[Records from a collection]
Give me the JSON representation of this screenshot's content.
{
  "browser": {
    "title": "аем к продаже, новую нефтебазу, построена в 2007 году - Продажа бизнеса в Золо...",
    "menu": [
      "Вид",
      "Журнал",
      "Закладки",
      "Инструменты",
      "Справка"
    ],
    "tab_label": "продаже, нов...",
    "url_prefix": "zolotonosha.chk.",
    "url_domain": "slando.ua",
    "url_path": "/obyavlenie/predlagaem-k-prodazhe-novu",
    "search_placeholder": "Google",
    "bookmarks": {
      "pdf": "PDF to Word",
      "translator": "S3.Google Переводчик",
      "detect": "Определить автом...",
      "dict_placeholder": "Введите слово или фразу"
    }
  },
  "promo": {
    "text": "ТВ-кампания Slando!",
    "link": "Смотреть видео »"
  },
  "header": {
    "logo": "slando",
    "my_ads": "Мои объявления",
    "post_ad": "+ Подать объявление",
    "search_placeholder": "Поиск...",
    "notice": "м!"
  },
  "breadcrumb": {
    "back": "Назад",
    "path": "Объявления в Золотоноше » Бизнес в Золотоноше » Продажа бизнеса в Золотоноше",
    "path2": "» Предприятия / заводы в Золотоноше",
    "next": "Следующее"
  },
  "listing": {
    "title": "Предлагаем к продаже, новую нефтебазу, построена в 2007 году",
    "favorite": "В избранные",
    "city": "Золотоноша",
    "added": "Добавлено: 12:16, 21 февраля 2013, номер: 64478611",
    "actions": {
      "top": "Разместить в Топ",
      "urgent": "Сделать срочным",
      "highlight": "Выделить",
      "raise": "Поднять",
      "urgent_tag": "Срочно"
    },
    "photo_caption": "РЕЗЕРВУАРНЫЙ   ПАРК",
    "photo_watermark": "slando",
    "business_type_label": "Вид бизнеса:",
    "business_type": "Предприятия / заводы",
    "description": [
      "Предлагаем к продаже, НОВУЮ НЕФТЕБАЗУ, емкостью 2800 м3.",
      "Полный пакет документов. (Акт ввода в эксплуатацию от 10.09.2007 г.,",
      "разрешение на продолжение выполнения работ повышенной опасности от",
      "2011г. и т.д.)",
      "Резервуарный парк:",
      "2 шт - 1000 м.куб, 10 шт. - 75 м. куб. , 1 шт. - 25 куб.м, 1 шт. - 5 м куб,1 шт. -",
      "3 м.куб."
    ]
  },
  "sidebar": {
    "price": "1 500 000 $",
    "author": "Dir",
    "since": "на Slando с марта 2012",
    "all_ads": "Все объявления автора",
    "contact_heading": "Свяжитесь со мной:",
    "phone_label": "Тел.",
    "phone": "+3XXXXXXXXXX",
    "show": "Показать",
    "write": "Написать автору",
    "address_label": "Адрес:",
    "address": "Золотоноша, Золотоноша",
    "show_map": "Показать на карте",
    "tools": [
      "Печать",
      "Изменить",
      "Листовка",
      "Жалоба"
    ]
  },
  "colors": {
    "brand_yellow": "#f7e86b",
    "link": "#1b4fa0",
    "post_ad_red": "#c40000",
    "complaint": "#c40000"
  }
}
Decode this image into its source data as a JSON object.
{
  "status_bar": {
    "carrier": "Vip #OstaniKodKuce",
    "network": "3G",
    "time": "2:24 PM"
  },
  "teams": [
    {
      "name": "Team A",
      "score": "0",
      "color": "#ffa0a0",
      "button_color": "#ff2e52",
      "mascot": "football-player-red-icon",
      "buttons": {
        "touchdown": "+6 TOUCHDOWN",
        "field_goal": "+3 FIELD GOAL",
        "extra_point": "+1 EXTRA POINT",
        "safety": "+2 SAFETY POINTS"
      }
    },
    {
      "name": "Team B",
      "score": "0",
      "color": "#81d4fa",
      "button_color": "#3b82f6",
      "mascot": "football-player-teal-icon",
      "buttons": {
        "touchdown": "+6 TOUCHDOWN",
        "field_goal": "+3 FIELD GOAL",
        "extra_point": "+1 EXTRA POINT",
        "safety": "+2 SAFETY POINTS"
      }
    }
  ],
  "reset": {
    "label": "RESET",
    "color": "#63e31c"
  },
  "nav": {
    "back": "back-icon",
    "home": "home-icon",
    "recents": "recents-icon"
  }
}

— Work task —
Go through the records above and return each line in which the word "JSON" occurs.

— Task solution —
Give me the JSON representation of this screenshot's content.
Decode this image into its source data as a JSON object.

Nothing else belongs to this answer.